At Gramm's house for her first long visit since ``Poppy'' died, Leah is sad and uneasy: she's afraid to look at his picture, unwilling to sing the song they shared, and conscious of the familiar chair that, in unspoken agreement, she and Gramm are both avoiding. Hesse (the fine Letters from Rifka, 1992) skillfully chooses details that reveal her characters' feelings while epitomizing their loss. Leah remains aloof during a day's shopping; that night, concerned for Gramm, she finds her sleeping in Poppy's chair. In a comforting dialogue that is both believable and wise, Gramm tells Leah how terrible, even angry, she felt when Poppy died—as Leah will when Gramm eventually dies too; still, like Gramm, Leah will be ``all right.'' Gramm is especially well individualized, the kind of white-haired lady whose hat, gloves, and shoes all match; Life, who uses pastels to depict the pair in an accessible, realistic style, brings a commendable subtlety to both sympathetic characterizations. Thoughtful and well crafted. (Picture book. 5-8) Read full book review >
Released: Sept. 1, 1992

Beginning in Russia in 1919, this epistolary novel, based on experiences of the author's great-aunt, tells how 12-year-old Rifka Nebrot and her family fled the anti-Semitism of post-revolutionary Russia and emigrated to the US. The letters, each prefaced by a few telling lines of Pushkin, tell of the fear, indignities, privation, and disease endured as they traveled through Poland and into Belgium, where Rifka had to be left behind for several months because she was unacceptable as a steamship passenger: she had ringworm. Finally reaching Ellis Island, she was held in quarantine because the ringworm had left her bald—making her an undesirable immigrant because it was thought that she'd be unable to find a husband to support her. Eventually, Rifka talked her way into the country; her energy, cleverness, and flair for languages convinced officials that she wouldn't become a ward of the state. Told with unusual grace and simplicity, an unforgettable picture of immigrant courage, ingenuity, and perseverance. (Fiction. 10+) Read full book review >
WISH ON A UNICORN by Karen Hesse
Released: April 1, 1991

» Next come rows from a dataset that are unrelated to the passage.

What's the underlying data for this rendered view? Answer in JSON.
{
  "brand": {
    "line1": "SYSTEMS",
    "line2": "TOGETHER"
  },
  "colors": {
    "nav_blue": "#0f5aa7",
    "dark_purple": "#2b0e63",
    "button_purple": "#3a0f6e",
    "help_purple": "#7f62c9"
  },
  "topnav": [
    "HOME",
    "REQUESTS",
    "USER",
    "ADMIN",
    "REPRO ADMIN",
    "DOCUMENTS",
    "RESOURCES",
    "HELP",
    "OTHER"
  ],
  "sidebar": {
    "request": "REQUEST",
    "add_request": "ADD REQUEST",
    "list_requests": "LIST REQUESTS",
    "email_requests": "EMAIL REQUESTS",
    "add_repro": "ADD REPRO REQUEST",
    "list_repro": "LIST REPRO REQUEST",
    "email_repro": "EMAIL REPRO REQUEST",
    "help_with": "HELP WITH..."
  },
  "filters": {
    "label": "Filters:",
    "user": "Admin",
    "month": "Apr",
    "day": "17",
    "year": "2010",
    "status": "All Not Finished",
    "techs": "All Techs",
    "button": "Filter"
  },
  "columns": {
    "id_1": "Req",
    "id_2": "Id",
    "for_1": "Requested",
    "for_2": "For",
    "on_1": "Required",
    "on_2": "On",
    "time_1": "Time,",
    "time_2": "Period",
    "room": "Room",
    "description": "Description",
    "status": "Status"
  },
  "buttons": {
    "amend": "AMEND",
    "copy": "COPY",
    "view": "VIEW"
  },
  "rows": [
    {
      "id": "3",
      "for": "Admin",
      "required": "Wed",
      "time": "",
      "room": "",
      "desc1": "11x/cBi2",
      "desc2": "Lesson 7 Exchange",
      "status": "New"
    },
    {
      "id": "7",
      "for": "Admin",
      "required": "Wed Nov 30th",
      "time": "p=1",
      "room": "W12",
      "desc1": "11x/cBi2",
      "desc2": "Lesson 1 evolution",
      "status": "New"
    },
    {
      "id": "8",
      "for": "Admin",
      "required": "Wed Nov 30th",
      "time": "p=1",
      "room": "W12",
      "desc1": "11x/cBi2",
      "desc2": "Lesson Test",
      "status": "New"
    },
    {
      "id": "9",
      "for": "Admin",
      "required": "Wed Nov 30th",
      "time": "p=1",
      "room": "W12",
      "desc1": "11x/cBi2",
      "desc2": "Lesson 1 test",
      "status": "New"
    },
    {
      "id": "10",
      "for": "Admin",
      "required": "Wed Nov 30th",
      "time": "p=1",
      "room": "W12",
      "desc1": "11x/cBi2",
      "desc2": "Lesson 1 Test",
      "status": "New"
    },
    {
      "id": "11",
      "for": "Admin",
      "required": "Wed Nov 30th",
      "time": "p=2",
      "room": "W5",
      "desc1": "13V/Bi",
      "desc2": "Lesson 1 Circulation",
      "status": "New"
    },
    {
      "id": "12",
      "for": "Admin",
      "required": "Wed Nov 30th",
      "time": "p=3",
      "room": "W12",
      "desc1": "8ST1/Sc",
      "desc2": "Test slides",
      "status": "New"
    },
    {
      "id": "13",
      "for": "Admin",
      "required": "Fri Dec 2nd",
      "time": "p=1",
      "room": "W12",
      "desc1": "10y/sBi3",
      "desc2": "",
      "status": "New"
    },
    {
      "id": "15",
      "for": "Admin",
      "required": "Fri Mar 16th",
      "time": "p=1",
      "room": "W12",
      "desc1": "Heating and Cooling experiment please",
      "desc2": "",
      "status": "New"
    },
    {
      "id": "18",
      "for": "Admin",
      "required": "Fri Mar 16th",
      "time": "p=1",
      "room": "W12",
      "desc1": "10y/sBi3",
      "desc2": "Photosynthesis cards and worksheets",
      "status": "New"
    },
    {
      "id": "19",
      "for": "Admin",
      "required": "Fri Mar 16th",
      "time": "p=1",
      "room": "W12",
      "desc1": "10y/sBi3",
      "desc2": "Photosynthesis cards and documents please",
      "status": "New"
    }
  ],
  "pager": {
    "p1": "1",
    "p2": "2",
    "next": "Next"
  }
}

``Kids at school...they won't talk to me because of Hannie, even though sometimes I think Patty Jo wouldn't mind being friends. I guess they're afraid Hannie'll rub off on them or something.'' Eight-year-old Hannie is ``slow,'' and between watching out for her and trying to keep bright, rebellious little Mooch out of trouble, Maggie is afraid she'll never have friends. Then Hannie finds an old stuffed unicorn and decides it can make wishes come true. Her faith is so great that Maggie begins to believe too, especially when some of her own wishes are realized- -though not always as she had envisioned. Maggie yearns not to live in a trailer and to have her mother find a daytime job, as well as to have friends; what she gets is new understanding of her family's importance to her, and of what kind of friends are worth having. Maggie, a likeable, forthright sixth grader who bears up well under difficult circumstances, is this first novel's strongest component. Unfortunately, six-year-old Mooch's character rings less true, while the action is poorly paced and the worthy moral loses impact with frequent repetition. Adequate fare for middle readers. (Fiction. 8-10) Read full book review >